Federal health officials have offered some broad guidelines that communities should take, including identifying those at high risk, to head off possible "suicide clusters" among teenagers and young adults.
The national Centers for Disease Control said there is a growing public concern about recent suicide clusters among teenagers and young adults, but added, "Unfortunately our understanding of the causes and means of preventing suicide clusters is far from complete."The CDC said Thursday a statistical analysis of national mortality data indicates clusters of completed suicides occur predominantly among adolescents and young adults, and that such clusters account for between 1 and 5 percent of all suicides in this age group.
"Suicide clusters are thought by many to occur through a process of `contagion,' but this hypothesis has not yet been formally tested," CDC said. "Nevertheless a great deal of anecdotal evidence suggests that in any given suicide cluster suicides occurring later in the cluster often appear to have been influened by suicides occurring earlier in the cluster.
"Ecologic evidence also suggests that exposure of the general population to suicide through television may increase the risk of suicide for certain susceptible individuals, although the effect has not been found in all studies."
The CDC said it has helped several states and local health departments respond to clusters of attempted and actual suicides.
"Potential opportunities for prevention were often missed during the early stages of responses as community leaders searched for information on how best to respond to suicide clusters," the federal health agency said.
The CDC offered broad guidelines for dealing with suicide clusters, but said community leaders should review the guidelines and then develop their own response based on the needs of the particular community.
The guidelines the CDC suggested for meeting the threat of suicide clusters included:
-People who may be at high risk of suicide should be identified and have at least one screening interview with a trained counselor; they should be referred for further counseling or other services as needed.

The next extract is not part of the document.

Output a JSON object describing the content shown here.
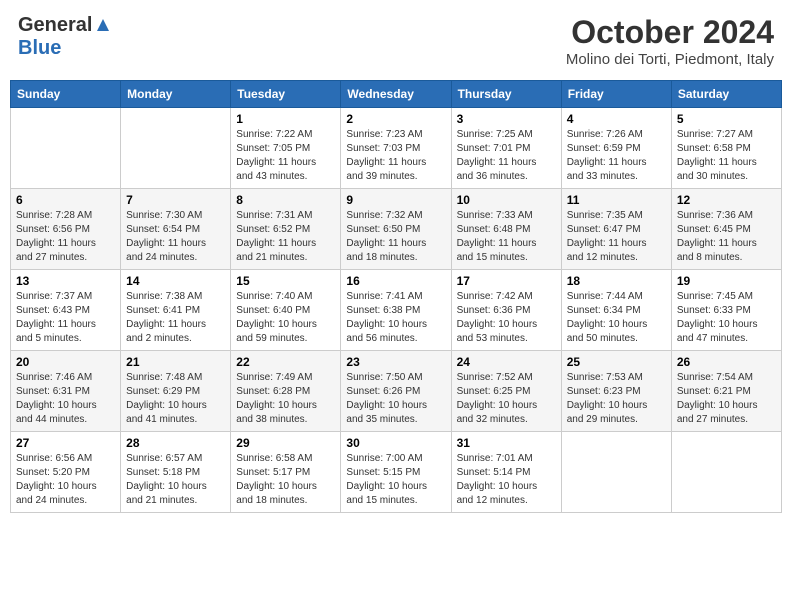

-A timely flow of accurate, appropriate information should be provided to the media.
-Elements in the environment that might increase the likelihood of further suicides or suicide attempts should be identified and changed.